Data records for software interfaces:
= = = = =
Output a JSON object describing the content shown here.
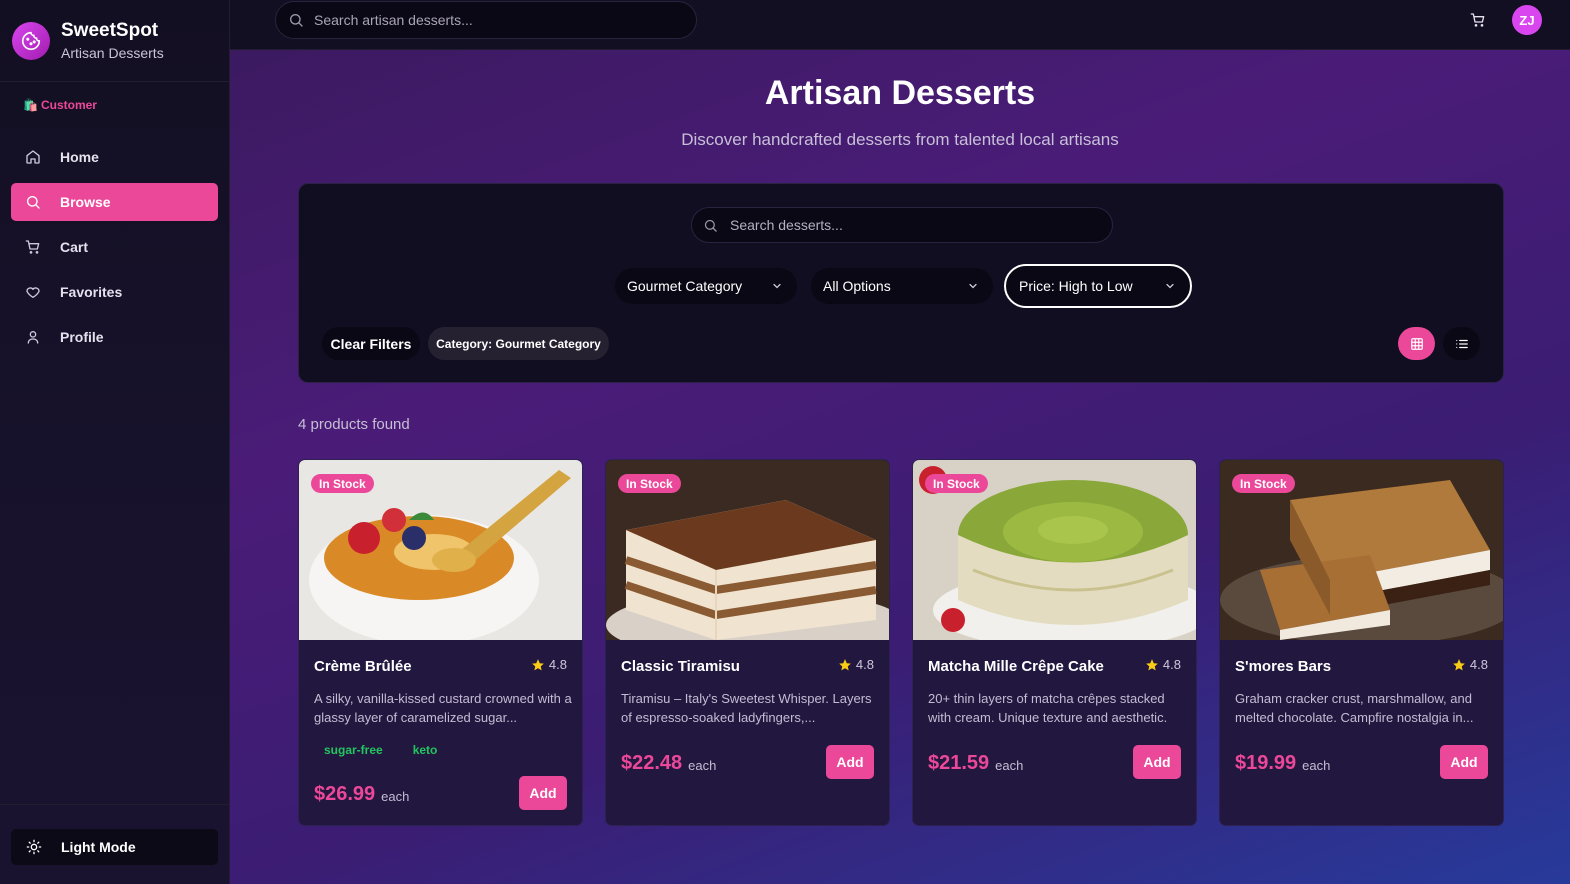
{
  "brand": {
    "name": "SweetSpot",
    "subtitle": "Artisan Desserts"
  },
  "role": "Customer",
  "nav": [
    {
      "label": "Home",
      "icon": "home-icon"
    },
    {
      "label": "Browse",
      "icon": "search-icon",
      "active": true
    },
    {
      "label": "Cart",
      "icon": "cart-icon"
    },
    {
      "label": "Favorites",
      "icon": "heart-icon"
    },
    {
      "label": "Profile",
      "icon": "user-icon"
    }
  ],
  "theme_toggle": {
    "label": "Light Mode",
    "icon": "sun-icon"
  },
  "topbar": {
    "search_placeholder": "Search artisan desserts...",
    "avatar_initials": "ZJ"
  },
  "page": {
    "title": "Artisan Desserts",
    "subtitle": "Discover handcrafted desserts from talented local artisans"
  },
  "filters": {
    "search_placeholder": "Search desserts...",
    "category": "Gourmet Category",
    "options": "All Options",
    "sort": "Price: High to Low",
    "clear_label": "Clear Filters",
    "active_chip": "Category: Gourmet Category"
  },
  "results_count": "4 products found",
  "colors": {
    "accent": "#ec4899",
    "tag": "#22c55e",
    "star": "#facc15"
  },
  "products": [
    {
      "name": "Crème Brûlée",
      "rating": "4.8",
      "badge": "In Stock",
      "description": "A silky, vanilla-kissed custard crowned with a glassy layer of caramelized sugar...",
      "tags": [
        "sugar-free",
        "keto"
      ],
      "price": "$26.99",
      "unit": "each",
      "add_label": "Add"
    },
    {
      "name": "Classic Tiramisu",
      "rating": "4.8",
      "badge": "In Stock",
      "description": "Tiramisu – Italy's Sweetest Whisper. Layers of espresso-soaked ladyfingers,...",
      "tags": [],
      "price": "$22.48",
      "unit": "each",
      "add_label": "Add"
    },
    {
      "name": "Matcha Mille Crêpe Cake",
      "rating": "4.8",
      "badge": "In Stock",
      "description": "20+ thin layers of matcha crêpes stacked with cream. Unique texture and aesthetic.",
      "tags": [],
      "price": "$21.59",
      "unit": "each",
      "add_label": "Add"
    },
    {
      "name": "S'mores Bars",
      "rating": "4.8",
      "badge": "In Stock",
      "description": "Graham cracker crust, marshmallow, and melted chocolate. Campfire nostalgia in...",
      "tags": [],
      "price": "$19.99",
      "unit": "each",
      "add_label": "Add"
    }
  ]
}
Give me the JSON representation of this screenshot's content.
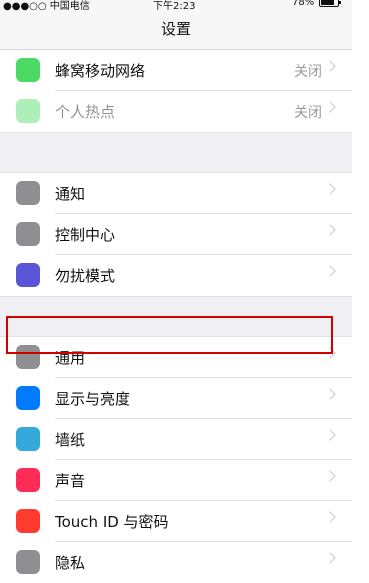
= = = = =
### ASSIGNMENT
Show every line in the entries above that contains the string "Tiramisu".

### ANSWER FOR THE TASK
      "name": "Classic Tiramisu",
      "description": "Tiramisu – Italy's Sweetest Whisper. Layers of espresso-soaked ladyfingers,...",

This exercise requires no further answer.